[Start of section]
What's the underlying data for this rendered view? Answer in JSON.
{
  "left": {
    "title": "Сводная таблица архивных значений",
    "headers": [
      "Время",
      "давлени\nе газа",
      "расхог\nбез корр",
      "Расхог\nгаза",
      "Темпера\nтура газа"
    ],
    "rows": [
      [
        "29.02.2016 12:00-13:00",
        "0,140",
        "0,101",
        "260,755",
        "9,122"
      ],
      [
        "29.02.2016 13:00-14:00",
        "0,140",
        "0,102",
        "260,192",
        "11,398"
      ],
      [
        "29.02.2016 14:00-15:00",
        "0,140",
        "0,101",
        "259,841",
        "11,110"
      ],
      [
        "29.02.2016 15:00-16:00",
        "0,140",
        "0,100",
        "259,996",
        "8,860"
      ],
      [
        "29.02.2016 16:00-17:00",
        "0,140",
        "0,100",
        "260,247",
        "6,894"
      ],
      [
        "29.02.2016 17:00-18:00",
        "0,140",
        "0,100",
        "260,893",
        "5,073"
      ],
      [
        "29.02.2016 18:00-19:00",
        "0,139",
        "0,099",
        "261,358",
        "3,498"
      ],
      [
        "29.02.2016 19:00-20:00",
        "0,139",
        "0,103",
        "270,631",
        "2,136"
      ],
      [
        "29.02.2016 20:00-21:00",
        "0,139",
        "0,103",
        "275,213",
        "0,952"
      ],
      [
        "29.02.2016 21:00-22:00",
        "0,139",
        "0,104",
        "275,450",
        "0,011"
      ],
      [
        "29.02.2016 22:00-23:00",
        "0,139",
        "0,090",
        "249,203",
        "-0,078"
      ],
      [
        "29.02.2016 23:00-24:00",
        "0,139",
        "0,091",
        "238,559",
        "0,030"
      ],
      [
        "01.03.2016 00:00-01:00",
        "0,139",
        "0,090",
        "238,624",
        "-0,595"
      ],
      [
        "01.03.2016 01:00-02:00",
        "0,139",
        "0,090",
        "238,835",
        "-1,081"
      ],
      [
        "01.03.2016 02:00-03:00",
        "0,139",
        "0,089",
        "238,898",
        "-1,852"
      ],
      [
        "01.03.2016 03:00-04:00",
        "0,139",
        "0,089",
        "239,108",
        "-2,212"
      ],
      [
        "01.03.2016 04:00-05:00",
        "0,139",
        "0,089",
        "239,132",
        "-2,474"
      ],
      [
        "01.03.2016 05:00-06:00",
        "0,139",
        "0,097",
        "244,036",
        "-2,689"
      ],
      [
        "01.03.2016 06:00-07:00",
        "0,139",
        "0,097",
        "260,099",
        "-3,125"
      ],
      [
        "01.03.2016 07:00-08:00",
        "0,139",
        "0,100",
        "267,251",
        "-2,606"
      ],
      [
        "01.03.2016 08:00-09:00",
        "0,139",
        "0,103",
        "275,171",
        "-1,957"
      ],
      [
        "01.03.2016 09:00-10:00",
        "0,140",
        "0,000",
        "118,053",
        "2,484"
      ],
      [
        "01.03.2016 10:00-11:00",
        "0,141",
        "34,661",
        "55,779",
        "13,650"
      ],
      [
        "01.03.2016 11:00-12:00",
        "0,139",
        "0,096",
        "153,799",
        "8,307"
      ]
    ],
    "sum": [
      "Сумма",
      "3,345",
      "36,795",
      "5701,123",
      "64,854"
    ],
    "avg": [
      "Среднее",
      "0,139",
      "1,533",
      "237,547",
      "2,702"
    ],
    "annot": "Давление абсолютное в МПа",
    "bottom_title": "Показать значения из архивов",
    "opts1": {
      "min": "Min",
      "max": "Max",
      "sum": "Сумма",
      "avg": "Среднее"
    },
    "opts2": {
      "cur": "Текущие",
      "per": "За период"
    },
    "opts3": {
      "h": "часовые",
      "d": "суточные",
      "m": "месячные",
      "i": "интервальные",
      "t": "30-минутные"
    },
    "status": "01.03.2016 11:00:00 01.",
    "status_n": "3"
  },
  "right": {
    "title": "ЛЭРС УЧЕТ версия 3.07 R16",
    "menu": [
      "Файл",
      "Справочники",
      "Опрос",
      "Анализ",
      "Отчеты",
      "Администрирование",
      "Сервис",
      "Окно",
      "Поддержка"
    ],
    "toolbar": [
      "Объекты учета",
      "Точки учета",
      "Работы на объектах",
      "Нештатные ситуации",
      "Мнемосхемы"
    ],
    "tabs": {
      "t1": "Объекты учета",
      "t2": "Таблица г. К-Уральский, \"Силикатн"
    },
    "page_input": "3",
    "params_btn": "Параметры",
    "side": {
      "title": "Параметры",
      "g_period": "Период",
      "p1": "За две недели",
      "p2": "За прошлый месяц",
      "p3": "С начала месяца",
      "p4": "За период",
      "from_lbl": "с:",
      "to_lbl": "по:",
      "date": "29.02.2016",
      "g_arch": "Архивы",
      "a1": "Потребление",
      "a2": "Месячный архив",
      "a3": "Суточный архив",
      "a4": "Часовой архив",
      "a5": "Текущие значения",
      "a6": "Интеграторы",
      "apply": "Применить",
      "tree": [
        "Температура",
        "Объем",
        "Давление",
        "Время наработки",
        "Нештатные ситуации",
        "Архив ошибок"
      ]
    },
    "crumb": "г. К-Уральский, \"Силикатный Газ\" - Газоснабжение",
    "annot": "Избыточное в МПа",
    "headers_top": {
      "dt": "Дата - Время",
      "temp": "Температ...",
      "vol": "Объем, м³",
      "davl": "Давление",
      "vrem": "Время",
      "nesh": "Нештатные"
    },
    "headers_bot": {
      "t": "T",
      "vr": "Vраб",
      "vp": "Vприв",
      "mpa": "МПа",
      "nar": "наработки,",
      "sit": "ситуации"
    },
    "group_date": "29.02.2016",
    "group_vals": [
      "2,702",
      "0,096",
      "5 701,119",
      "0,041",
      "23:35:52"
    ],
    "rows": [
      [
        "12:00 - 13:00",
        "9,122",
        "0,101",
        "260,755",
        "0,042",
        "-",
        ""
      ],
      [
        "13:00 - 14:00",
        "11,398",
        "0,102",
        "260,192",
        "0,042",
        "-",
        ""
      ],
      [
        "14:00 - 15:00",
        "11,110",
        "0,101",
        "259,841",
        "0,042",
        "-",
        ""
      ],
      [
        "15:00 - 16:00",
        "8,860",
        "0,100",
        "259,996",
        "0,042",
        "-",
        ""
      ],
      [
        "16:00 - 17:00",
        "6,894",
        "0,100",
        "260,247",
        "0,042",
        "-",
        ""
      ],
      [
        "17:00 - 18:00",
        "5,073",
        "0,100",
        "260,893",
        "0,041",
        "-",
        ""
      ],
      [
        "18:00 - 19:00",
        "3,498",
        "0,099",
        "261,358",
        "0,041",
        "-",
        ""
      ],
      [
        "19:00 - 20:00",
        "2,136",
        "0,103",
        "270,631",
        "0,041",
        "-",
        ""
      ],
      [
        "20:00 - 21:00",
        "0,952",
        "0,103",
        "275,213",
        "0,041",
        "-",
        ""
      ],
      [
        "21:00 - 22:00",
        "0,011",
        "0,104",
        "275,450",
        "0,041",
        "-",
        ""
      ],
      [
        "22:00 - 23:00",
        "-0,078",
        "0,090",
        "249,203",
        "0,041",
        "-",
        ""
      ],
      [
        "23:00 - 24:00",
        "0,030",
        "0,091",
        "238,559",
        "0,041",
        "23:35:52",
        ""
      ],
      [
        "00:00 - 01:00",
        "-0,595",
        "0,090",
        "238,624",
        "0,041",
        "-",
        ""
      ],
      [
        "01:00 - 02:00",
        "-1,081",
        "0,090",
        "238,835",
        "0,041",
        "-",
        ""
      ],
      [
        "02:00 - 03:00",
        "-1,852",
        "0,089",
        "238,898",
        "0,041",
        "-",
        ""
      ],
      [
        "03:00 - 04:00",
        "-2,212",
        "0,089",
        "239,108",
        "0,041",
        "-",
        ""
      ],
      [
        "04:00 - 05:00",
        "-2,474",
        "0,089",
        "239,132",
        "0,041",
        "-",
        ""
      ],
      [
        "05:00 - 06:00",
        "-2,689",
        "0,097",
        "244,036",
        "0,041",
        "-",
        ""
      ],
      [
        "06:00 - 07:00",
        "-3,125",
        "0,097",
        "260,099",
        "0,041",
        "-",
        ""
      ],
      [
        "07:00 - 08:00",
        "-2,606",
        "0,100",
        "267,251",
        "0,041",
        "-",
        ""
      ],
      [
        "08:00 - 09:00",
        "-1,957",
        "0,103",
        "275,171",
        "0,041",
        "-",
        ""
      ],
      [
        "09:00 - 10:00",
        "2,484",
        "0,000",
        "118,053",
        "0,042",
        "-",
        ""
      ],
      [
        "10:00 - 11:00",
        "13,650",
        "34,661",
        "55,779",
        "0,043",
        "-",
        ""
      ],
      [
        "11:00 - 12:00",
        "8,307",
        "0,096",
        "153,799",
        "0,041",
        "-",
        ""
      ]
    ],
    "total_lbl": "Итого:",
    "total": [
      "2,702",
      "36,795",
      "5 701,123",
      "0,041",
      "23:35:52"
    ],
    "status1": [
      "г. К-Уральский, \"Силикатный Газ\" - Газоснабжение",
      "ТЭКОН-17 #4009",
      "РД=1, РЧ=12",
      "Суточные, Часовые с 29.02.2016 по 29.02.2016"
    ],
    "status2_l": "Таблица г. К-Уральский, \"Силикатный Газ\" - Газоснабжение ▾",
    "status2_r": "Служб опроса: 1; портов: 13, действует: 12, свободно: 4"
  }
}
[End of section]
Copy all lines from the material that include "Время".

      "Время",
        "Время наработки",
      "dt": "Дата - Время",
      "vrem": "Время",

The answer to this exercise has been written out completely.